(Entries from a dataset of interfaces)

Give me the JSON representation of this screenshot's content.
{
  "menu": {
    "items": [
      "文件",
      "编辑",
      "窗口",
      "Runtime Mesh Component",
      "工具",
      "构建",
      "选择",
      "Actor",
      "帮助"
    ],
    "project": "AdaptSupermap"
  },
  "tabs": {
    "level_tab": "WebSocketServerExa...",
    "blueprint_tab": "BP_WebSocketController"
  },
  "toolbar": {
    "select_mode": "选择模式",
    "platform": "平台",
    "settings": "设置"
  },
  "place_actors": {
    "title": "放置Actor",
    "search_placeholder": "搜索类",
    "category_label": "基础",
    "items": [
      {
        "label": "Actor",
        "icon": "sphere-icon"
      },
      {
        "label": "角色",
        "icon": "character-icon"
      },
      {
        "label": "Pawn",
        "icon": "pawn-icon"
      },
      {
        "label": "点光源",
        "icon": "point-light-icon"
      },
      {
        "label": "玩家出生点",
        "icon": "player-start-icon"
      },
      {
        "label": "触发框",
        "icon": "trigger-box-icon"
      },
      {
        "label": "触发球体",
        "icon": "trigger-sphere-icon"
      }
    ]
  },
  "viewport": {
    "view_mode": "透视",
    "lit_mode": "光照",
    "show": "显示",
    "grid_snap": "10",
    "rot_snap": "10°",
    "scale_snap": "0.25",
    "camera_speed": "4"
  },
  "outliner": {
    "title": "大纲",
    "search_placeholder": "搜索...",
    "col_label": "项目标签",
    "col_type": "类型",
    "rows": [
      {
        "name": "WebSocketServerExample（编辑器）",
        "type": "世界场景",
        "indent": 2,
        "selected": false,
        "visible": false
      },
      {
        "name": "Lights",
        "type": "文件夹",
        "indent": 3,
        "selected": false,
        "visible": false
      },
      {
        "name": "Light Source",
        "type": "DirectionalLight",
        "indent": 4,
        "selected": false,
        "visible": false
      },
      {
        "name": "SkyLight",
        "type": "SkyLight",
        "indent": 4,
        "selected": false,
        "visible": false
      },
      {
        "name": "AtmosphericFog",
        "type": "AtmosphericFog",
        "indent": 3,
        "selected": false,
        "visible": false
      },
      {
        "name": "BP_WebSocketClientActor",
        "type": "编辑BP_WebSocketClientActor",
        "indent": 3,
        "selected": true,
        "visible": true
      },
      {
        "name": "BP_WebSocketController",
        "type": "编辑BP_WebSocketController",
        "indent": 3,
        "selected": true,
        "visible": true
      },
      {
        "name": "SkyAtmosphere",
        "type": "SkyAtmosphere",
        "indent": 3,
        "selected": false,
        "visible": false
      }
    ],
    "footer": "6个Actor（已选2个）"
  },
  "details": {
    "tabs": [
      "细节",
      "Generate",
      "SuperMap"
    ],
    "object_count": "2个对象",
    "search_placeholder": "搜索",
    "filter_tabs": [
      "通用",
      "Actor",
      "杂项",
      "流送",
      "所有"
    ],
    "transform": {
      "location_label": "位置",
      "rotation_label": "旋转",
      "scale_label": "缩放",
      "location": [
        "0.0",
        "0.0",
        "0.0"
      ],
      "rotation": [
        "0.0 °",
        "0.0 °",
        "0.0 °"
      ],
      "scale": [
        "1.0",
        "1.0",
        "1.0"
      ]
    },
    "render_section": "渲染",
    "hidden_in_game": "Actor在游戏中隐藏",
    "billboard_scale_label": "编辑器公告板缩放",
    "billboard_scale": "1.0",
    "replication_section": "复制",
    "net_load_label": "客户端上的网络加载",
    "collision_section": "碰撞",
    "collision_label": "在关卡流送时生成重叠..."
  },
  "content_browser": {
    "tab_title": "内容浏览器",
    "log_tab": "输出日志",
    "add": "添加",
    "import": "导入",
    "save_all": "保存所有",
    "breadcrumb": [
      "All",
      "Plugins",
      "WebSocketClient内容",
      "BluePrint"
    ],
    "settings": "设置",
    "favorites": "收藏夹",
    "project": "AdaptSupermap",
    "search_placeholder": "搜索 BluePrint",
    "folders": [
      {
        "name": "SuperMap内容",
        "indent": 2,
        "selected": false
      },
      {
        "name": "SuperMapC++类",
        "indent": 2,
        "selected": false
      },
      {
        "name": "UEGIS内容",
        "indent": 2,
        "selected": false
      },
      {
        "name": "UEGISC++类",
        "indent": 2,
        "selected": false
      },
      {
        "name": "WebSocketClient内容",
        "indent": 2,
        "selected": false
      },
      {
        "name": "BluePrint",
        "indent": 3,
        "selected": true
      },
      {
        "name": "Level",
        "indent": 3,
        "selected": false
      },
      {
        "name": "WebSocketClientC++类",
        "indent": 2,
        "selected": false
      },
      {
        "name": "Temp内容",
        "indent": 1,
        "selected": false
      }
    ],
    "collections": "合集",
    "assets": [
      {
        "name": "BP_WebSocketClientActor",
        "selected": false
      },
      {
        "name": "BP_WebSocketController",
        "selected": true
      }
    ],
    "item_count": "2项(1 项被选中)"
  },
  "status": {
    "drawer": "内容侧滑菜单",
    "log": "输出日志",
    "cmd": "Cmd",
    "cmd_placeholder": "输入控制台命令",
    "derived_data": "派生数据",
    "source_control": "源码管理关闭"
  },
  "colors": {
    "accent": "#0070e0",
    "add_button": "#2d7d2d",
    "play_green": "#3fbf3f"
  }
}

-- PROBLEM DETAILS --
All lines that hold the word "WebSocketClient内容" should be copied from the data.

-- SOLUTION FOR THIS PROBLEM --
      "WebSocketClient内容",
        "name": "WebSocketClient内容",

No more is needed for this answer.